The CDC says e-cigarettes or 'vaping' products have now contributed to more than two-thousand cases of lung injury in the U.S. and as flavored tobacco products continue to make headlines, a recent study looks into what happens when teens and young adults try them.
Cleveland Clinic's Doctor Humberto Choi did not take part in the research but says when young people try tobacco products for the first time, they often reach for products with an enticing flavor.
"They saw that people as young as twelve years old when they started to use a tobacco product 50 to 70 percent of the time it was something that was flavored. So it seems to be something that is drawing people to tobacco products the actual flavoring,” said Dr. Choi Cleveland Clinic
The study looks at data on more than thirty-eight thousand people between the ages of twelve and twenty-five.
Participants were asked about flavored and non-flavored tobacco products.
Some of the flavors included mint, menthol, candy, fruit, and chocolate.
Researchers found, despite the type of tobacco product used, if a young person first used a flavored product, they were more likely to continue using tobacco one year later.
Doctor Choi says it can be difficult for parents to recognize their child is using these products, because they don't smell like traditional cigarettes they tend to smell fruity or sweet.
He recommends parents talk to their children upfront about the dangers of trying flavored tobacco products.
"It's good for them to have a conversation with their kids about the dangers of smoking and even things that can sound appealing – like something that has a sweet flavor, or like a fruit flavor – can be attractive to them, so they have to be careful about those products, do whatever they can to educate them not to use them,” said Dr. Choi, Cleveland Clinic
Doctor Choi says experts are now looking to put policies in place in the hopes of curbing the availability of flavored tobacco products to young people.
Complete results of the study can be found in Jama network open.
Officials say the two additional cases involve people from Cascade County and both had a history of vaping.
One person was in their teens, while another was in their 20s. Both are recovering after they were hospitalized earlier this year.
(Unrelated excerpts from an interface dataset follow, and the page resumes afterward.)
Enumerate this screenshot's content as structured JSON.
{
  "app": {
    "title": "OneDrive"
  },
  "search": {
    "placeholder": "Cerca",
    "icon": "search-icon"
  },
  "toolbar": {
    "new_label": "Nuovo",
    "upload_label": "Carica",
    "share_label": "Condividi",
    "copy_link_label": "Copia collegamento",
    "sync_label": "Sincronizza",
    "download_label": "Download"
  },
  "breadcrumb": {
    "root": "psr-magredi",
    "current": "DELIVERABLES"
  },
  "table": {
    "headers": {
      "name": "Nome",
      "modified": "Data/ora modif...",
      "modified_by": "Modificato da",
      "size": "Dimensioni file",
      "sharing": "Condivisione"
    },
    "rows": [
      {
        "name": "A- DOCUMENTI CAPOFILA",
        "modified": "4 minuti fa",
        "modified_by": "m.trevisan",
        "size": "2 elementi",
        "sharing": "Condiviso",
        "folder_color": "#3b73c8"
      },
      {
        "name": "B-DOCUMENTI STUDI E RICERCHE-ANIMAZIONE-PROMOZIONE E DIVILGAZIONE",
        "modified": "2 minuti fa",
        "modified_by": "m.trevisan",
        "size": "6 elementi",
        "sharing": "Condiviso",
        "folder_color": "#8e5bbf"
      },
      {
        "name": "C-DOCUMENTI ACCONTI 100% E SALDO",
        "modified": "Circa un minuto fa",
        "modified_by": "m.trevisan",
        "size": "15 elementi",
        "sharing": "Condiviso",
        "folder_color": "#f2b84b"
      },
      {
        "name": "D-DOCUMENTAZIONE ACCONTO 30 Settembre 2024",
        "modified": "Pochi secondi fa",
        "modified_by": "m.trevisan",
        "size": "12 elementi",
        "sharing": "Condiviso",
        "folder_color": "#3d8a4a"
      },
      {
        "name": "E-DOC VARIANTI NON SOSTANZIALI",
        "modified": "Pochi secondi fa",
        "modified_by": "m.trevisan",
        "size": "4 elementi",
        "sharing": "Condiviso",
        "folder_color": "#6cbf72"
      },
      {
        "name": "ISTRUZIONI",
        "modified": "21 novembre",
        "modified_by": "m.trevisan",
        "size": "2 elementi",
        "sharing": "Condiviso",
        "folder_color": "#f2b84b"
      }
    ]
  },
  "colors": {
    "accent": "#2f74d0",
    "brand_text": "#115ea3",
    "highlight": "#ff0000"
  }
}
These cases mark the six and seventh people who have suffered from vaping related illnesses in Montana including one person who died from the illness last month.